*** Opening Given records ***

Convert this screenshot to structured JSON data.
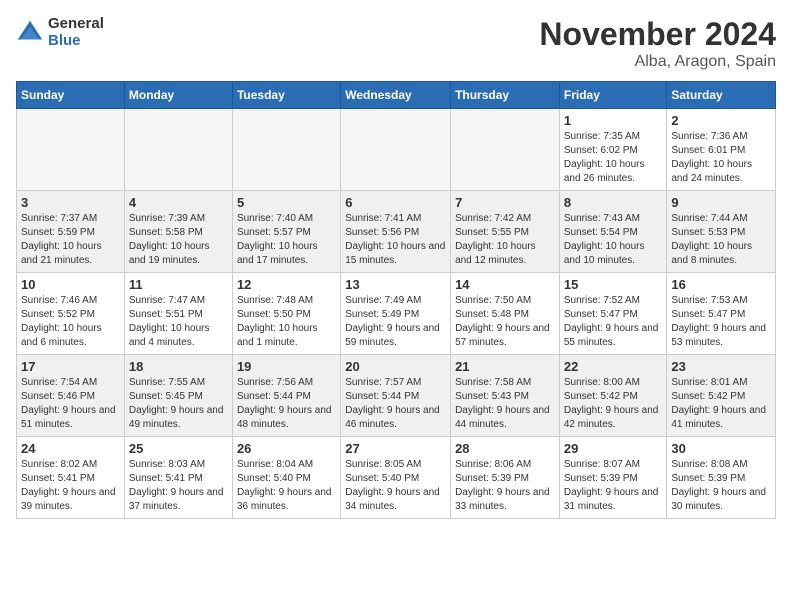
{
  "logo": {
    "general": "General",
    "blue": "Blue"
  },
  "title": "November 2024",
  "location": "Alba, Aragon, Spain",
  "weekdays": [
    "Sunday",
    "Monday",
    "Tuesday",
    "Wednesday",
    "Thursday",
    "Friday",
    "Saturday"
  ],
  "weeks": [
    [
      {
        "day": "",
        "info": ""
      },
      {
        "day": "",
        "info": ""
      },
      {
        "day": "",
        "info": ""
      },
      {
        "day": "",
        "info": ""
      },
      {
        "day": "",
        "info": ""
      },
      {
        "day": "1",
        "info": "Sunrise: 7:35 AM\nSunset: 6:02 PM\nDaylight: 10 hours and 26 minutes."
      },
      {
        "day": "2",
        "info": "Sunrise: 7:36 AM\nSunset: 6:01 PM\nDaylight: 10 hours and 24 minutes."
      }
    ],
    [
      {
        "day": "3",
        "info": "Sunrise: 7:37 AM\nSunset: 5:59 PM\nDaylight: 10 hours and 21 minutes."
      },
      {
        "day": "4",
        "info": "Sunrise: 7:39 AM\nSunset: 5:58 PM\nDaylight: 10 hours and 19 minutes."
      },
      {
        "day": "5",
        "info": "Sunrise: 7:40 AM\nSunset: 5:57 PM\nDaylight: 10 hours and 17 minutes."
      },
      {
        "day": "6",
        "info": "Sunrise: 7:41 AM\nSunset: 5:56 PM\nDaylight: 10 hours and 15 minutes."
      },
      {
        "day": "7",
        "info": "Sunrise: 7:42 AM\nSunset: 5:55 PM\nDaylight: 10 hours and 12 minutes."
      },
      {
        "day": "8",
        "info": "Sunrise: 7:43 AM\nSunset: 5:54 PM\nDaylight: 10 hours and 10 minutes."
      },
      {
        "day": "9",
        "info": "Sunrise: 7:44 AM\nSunset: 5:53 PM\nDaylight: 10 hours and 8 minutes."
      }
    ],
    [
      {
        "day": "10",
        "info": "Sunrise: 7:46 AM\nSunset: 5:52 PM\nDaylight: 10 hours and 6 minutes."
      },
      {
        "day": "11",
        "info": "Sunrise: 7:47 AM\nSunset: 5:51 PM\nDaylight: 10 hours and 4 minutes."
      },
      {
        "day": "12",
        "info": "Sunrise: 7:48 AM\nSunset: 5:50 PM\nDaylight: 10 hours and 1 minute."
      },
      {
        "day": "13",
        "info": "Sunrise: 7:49 AM\nSunset: 5:49 PM\nDaylight: 9 hours and 59 minutes."
      },
      {
        "day": "14",
        "info": "Sunrise: 7:50 AM\nSunset: 5:48 PM\nDaylight: 9 hours and 57 minutes."
      },
      {
        "day": "15",
        "info": "Sunrise: 7:52 AM\nSunset: 5:47 PM\nDaylight: 9 hours and 55 minutes."
      },
      {
        "day": "16",
        "info": "Sunrise: 7:53 AM\nSunset: 5:47 PM\nDaylight: 9 hours and 53 minutes."
      }
    ],
    [
      {
        "day": "17",
        "info": "Sunrise: 7:54 AM\nSunset: 5:46 PM\nDaylight: 9 hours and 51 minutes."
      },
      {
        "day": "18",
        "info": "Sunrise: 7:55 AM\nSunset: 5:45 PM\nDaylight: 9 hours and 49 minutes."
      },
      {
        "day": "19",
        "info": "Sunrise: 7:56 AM\nSunset: 5:44 PM\nDaylight: 9 hours and 48 minutes."
      },
      {
        "day": "20",
        "info": "Sunrise: 7:57 AM\nSunset: 5:44 PM\nDaylight: 9 hours and 46 minutes."
      },
      {
        "day": "21",
        "info": "Sunrise: 7:58 AM\nSunset: 5:43 PM\nDaylight: 9 hours and 44 minutes."
      },
      {
        "day": "22",
        "info": "Sunrise: 8:00 AM\nSunset: 5:42 PM\nDaylight: 9 hours and 42 minutes."
      },
      {
        "day": "23",
        "info": "Sunrise: 8:01 AM\nSunset: 5:42 PM\nDaylight: 9 hours and 41 minutes."
      }
    ],
    [
      {
        "day": "24",
        "info": "Sunrise: 8:02 AM\nSunset: 5:41 PM\nDaylight: 9 hours and 39 minutes."
      },
      {
        "day": "25",
        "info": "Sunrise: 8:03 AM\nSunset: 5:41 PM\nDaylight: 9 hours and 37 minutes."
      },
      {
        "day": "26",
        "info": "Sunrise: 8:04 AM\nSunset: 5:40 PM\nDaylight: 9 hours and 36 minutes."
      },
      {
        "day": "27",
        "info": "Sunrise: 8:05 AM\nSunset: 5:40 PM\nDaylight: 9 hours and 34 minutes."
      },
      {
        "day": "28",
        "info": "Sunrise: 8:06 AM\nSunset: 5:39 PM\nDaylight: 9 hours and 33 minutes."
      },
      {
        "day": "29",
        "info": "Sunrise: 8:07 AM\nSunset: 5:39 PM\nDaylight: 9 hours and 31 minutes."
      },
      {
        "day": "30",
        "info": "Sunrise: 8:08 AM\nSunset: 5:39 PM\nDaylight: 9 hours and 30 minutes."
      }
    ]
  ]
}
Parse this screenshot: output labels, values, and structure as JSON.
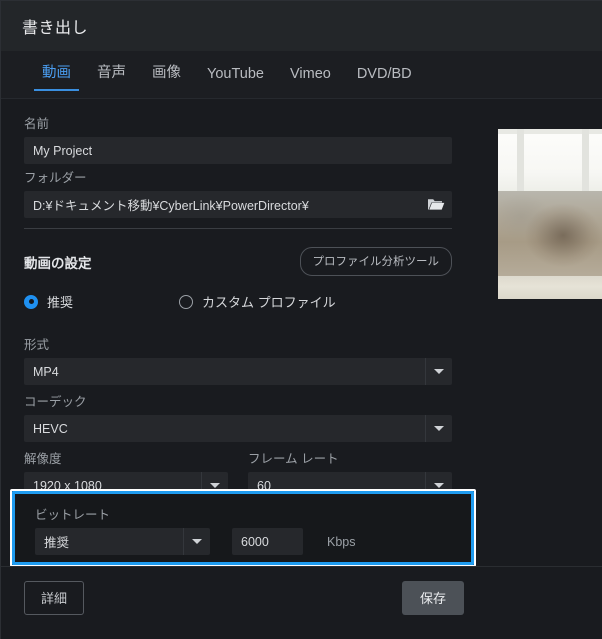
{
  "window": {
    "title": "書き出し"
  },
  "tabs": [
    {
      "label": "動画",
      "active": true
    },
    {
      "label": "音声",
      "active": false
    },
    {
      "label": "画像",
      "active": false
    },
    {
      "label": "YouTube",
      "active": false
    },
    {
      "label": "Vimeo",
      "active": false
    },
    {
      "label": "DVD/BD",
      "active": false
    }
  ],
  "fields": {
    "name_label": "名前",
    "name_value": "My Project",
    "folder_label": "フォルダー",
    "folder_value": "D:¥ドキュメント移動¥CyberLink¥PowerDirector¥",
    "folder_icon": "folder-open-icon"
  },
  "video_section": {
    "title": "動画の設定",
    "analyze_button": "プロファイル分析ツール",
    "radios": [
      {
        "label": "推奨",
        "checked": true
      },
      {
        "label": "カスタム プロファイル",
        "checked": false
      }
    ],
    "format_label": "形式",
    "format_value": "MP4",
    "codec_label": "コーデック",
    "codec_value": "HEVC",
    "resolution_label": "解像度",
    "resolution_value": "1920 x 1080",
    "framerate_label": "フレーム レート",
    "framerate_value": "60",
    "bitrate_label": "ビットレート",
    "bitrate_mode": "推奨",
    "bitrate_value": "6000",
    "bitrate_unit": "Kbps"
  },
  "footer": {
    "detail_button": "詳細",
    "save_button": "保存"
  },
  "colors": {
    "accent": "#1f9cf0",
    "tab_active": "#4a9df0",
    "highlight_border": "#1f9cf0",
    "window_bg": "#191b1f",
    "input_bg": "#26282c"
  }
}
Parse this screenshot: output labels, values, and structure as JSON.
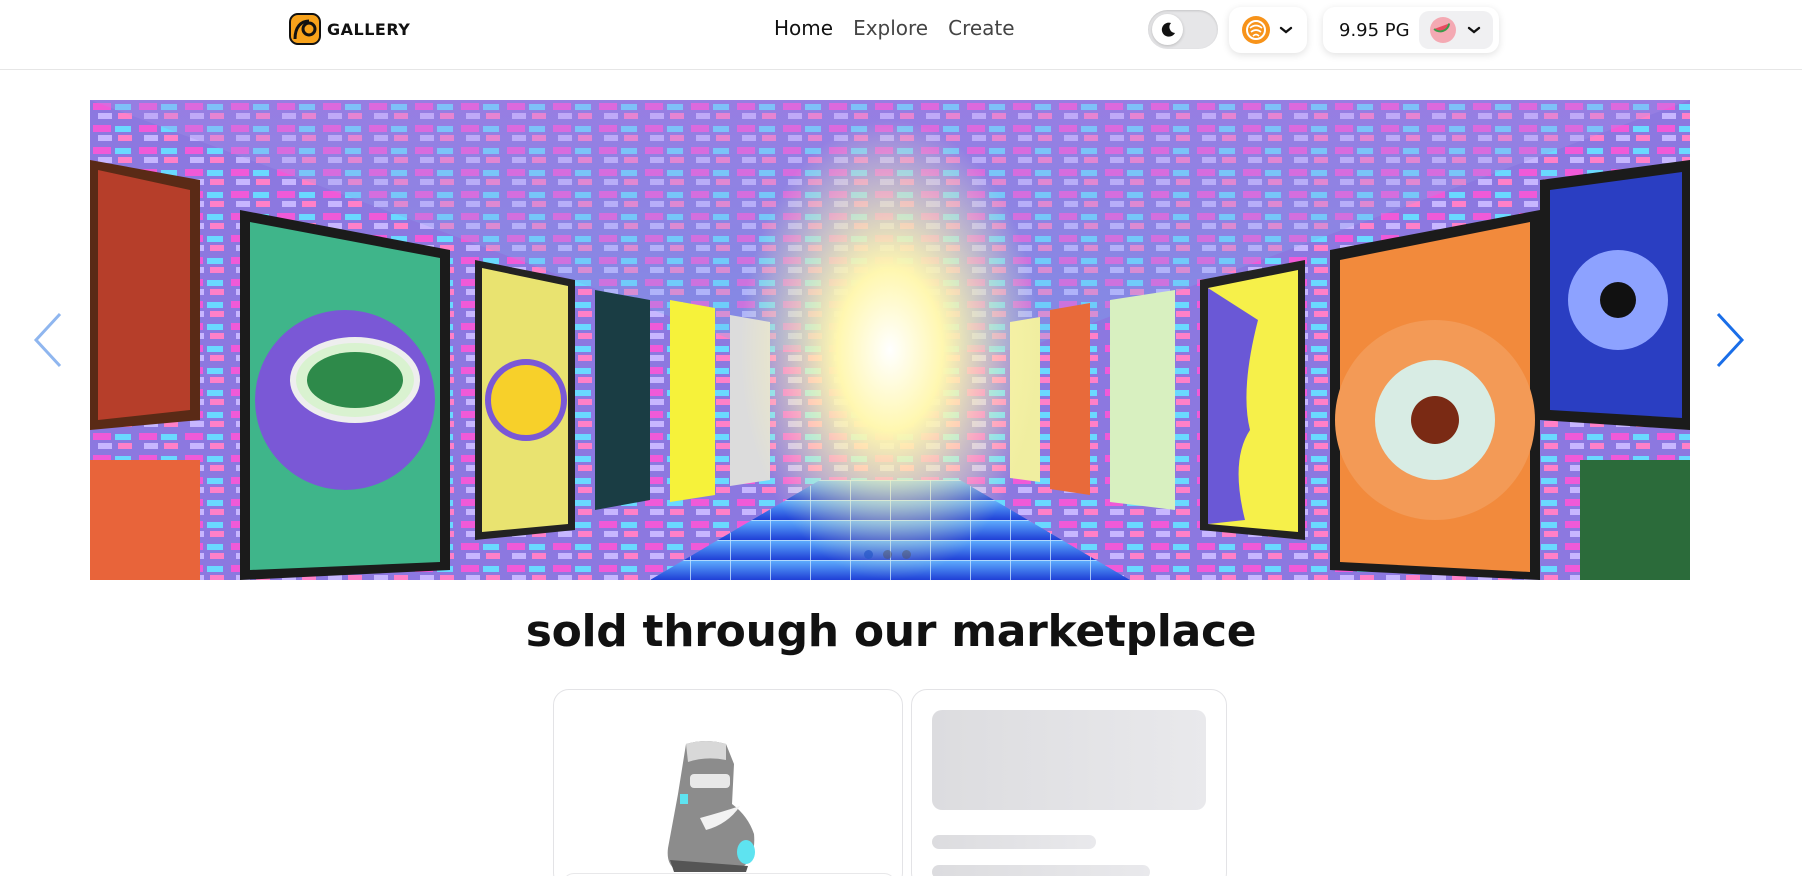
{
  "brand": {
    "name": "GALLERY",
    "logo_color": "#f7a21b"
  },
  "nav": {
    "items": [
      {
        "label": "Home",
        "active": true
      },
      {
        "label": "Explore",
        "active": false
      },
      {
        "label": "Create",
        "active": false
      }
    ]
  },
  "theme_toggle": {
    "mode": "light",
    "icon": "moon-icon"
  },
  "network": {
    "icon": "network-badge-icon",
    "color": "#f7931a"
  },
  "wallet": {
    "balance": "9.95 PG",
    "avatar_icon": "watermelon-avatar-icon"
  },
  "carousel": {
    "slide_count": 3,
    "active_index": 0,
    "slide_description": "Neon NFT gallery corridor artwork",
    "accent": "#1a6ee8"
  },
  "section": {
    "title": "sold through our marketplace"
  },
  "cards": [
    {
      "type": "product",
      "image_icon": "sneaker-image"
    },
    {
      "type": "loading-skeleton"
    }
  ]
}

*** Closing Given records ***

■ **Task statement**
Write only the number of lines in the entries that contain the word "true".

■ **Solution to this exercise**
3